Although the building will be completed later in the year, the Glockenspiel’s figures, powered by a specially built gear mechanism and given voice through local talent, will have its debut “performance” on September 14.

But first a bit of history:

“Glockenspiel” is German for “playing of bells,” and the name actually refers to a musical instrument similar to a xylophone. The term “glockenspiel,” though, has been co-opted by the well-known bells-and-moving-figures mechanisms placed into churches or other buildings. The best-known and most famous of them all is the Rathaus-Glockenspiel in Munich, Germany.

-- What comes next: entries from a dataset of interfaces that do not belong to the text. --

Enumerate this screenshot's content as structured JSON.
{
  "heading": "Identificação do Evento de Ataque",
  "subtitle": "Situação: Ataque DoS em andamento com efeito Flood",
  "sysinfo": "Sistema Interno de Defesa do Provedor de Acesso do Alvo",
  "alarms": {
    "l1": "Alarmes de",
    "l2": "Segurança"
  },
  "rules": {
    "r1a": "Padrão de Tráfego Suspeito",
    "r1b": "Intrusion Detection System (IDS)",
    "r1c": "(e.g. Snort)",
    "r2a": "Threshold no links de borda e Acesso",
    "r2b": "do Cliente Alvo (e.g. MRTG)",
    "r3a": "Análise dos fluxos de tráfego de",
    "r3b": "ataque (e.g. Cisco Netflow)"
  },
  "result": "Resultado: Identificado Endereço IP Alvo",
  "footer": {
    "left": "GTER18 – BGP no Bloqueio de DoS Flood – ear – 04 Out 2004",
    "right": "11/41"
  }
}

Traditionally, glockenspiels have been built to celebrate historic and cultural events. Munich’s tells the ancient story of Bavaria’s military and communal past with its 32 life-sized moving figures, bell music and chimes.

The Mt. Angel Glockenspiel similarly is meant to tell the story of this small Swiss-Bavarian-German community in the heart of the mid-Willamette Valley.

Each “performance” lasts exactly six entertaining minutes — at 10 a.m., 1 p.m., 4 p.m. and 7 p.m. every day (as well as midnight on Oktoberfest evenings).

After the large clock strikes the hour, the Kalapuya brave will appear from behind closed doors, bells will chime and a song with drums will play.

Then, in order, and always after bell music, the pioneer couple appears, accompanied by Mt. Angel community members’ recorded playing of fiddle tunes and sound effects; Matthias Butsch to a local woodwind trio and quintet; Prior Adelhelm to the chanting of Mt. Angel Abbey monks; Sister Bernadine to the singing of Benedictine Convent nuns; and “Papa Oom Pa” to a local polka band.

The production ends after the children swing to the song, “Edelweiss,” sung by children from St. Mary’s Grade School.

Dill said the Glockenspiel’s total cost of about $50,000 has been provided almost entirely by the people of Mt. Angel.

“The Mt. Angel Oktoberfest contributed $9,030; $5,000 came from the community foundation, and the current descendants of the Butsch and Zollner families — who still live in the community — have funded their ancestors’ figures,” Dill said.

The community foundation will own the Glockenspiel figures and its works when the project is completed, she said.

The top two and a half floors of the Edelweiss Building — painted but not currently occupied — later will contain “affordable senior housing,” operated by the Marion County Housing Authority.

Dill and her husband, Ernest, own the bottom floor of the building. The Gasthaus Restaurant, Jamie’s Barbershop, one other small retail store and the latest iteration of Engelberg Antiks will occupy the other available space there.

“The Glockenspiel will be the story of the history of Mt. Angel,” Dill said. “The carving work, the figures that represent important people in the history of the community, the music, the voices, the people who funded and worked on it, all of it is local.”